Saturday, 10 May 2008
Thursday, 8 May 2008
In an previous blog post I complained how a digital reconstruction of the Lismullin henge at Tara, the site of which was being controversially destroyed for the construction of the M3 Motorway, was being withheld because...
Virtual images will not be made publicly available for the moment as the high quality of the computer generated images may lead to misconceptions as to what actually exists at Lismullin.Well here are the images.
Its clear the images were withheld because it would have given a visual aid, strengthening the case by the activist that the Tara valley was full of ancient sites, and whether or not much remained of the upstanding structures at this henge in a hollow showed how it was the landscape itself that was important and that should be preserved along with the central monument at Tara.
In June 2007 John Gormley told the Dáil he would release the file in the near future "to ensure the highest levels of transparency and accountability".. The reconstruction were first made in mid 2007 nits now mid 2008, so Gormley's idea of transparency is release vital images a year late.
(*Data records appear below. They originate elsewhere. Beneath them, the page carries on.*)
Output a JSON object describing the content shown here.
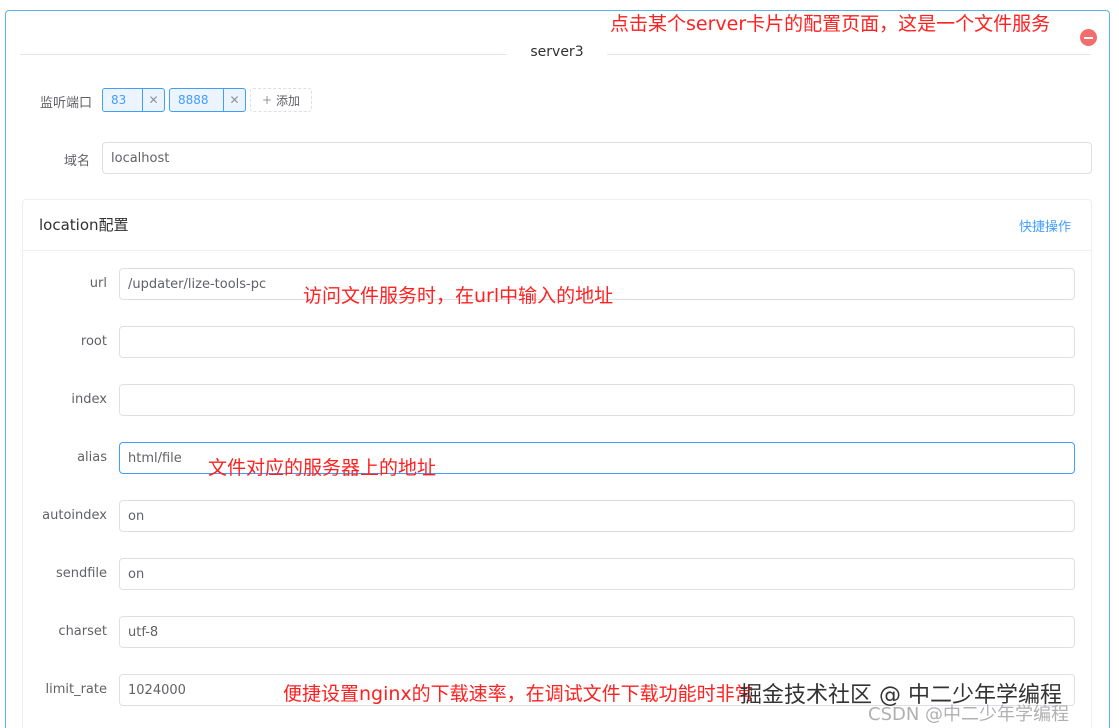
{
  "server": {
    "title": "server3",
    "ports_label": "监听端口",
    "ports": [
      "83",
      "8888"
    ],
    "add_port_label": "添加",
    "domain_label": "域名",
    "domain_value": "localhost"
  },
  "location": {
    "title": "location配置",
    "quick_ops_label": "快捷操作",
    "fields": [
      {
        "label": "url",
        "value": "/updater/lize-tools-pc"
      },
      {
        "label": "root",
        "value": ""
      },
      {
        "label": "index",
        "value": ""
      },
      {
        "label": "alias",
        "value": "html/file"
      },
      {
        "label": "autoindex",
        "value": "on"
      },
      {
        "label": "sendfile",
        "value": "on"
      },
      {
        "label": "charset",
        "value": "utf-8"
      },
      {
        "label": "limit_rate",
        "value": "1024000"
      }
    ]
  },
  "annotations": {
    "top": "点击某个server卡片的配置页面，这是一个文件服务",
    "url": "访问文件服务时，在url中输入的地址",
    "alias": "文件对应的服务器上的地址",
    "rate": "便捷设置nginx的下载速率，在调试文件下载功能时非常"
  },
  "watermark": {
    "main": "掘金技术社区 @ 中二少年学编程",
    "sub": "CSDN @中二少年学编程"
  },
  "colors": {
    "accent": "#409eff",
    "border_highlight": "#5ab3e4",
    "danger": "#f56c6c",
    "annotation": "#ff2020"
  }
}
The massive site with the post holes marked in the foregound.
The massive site with the post holes marked in the foregound.More images of the exposed site
The site is a large (c.80m diameter) circular enclosure formed of a double row or ring of stakeholes. The two rows are 2m apart. The stakeholes are small in diameter (c.10-15cm) and evenly spaced (c.60cm apart) perhaps suggesting post and wattle construction. The enclosure appears to have an entrance in the east. A smaller enclosure c.16m in diameter formed of similarly closely spaced postholes (c.25cm diameter) is positioned centrally within the large enclosure. There are two radial rows of postholes forming a corridor between the entrance of the outer and inner enclosures. In addition there are what appear to be two slot trenches between the end of the corridor and the entrance of the inner enclosure
The enclosure is situated at the centre of a natural geomorphological hollow surrounded by a ridge of higher ground which overlooks all sides of the monument, which in turn is surrounded by lower ground.
More info on Lismullin.
It doesn't seem like(to my amateur eyes) they used a height map to show Lismullin's position in the hollow of the landscape does it?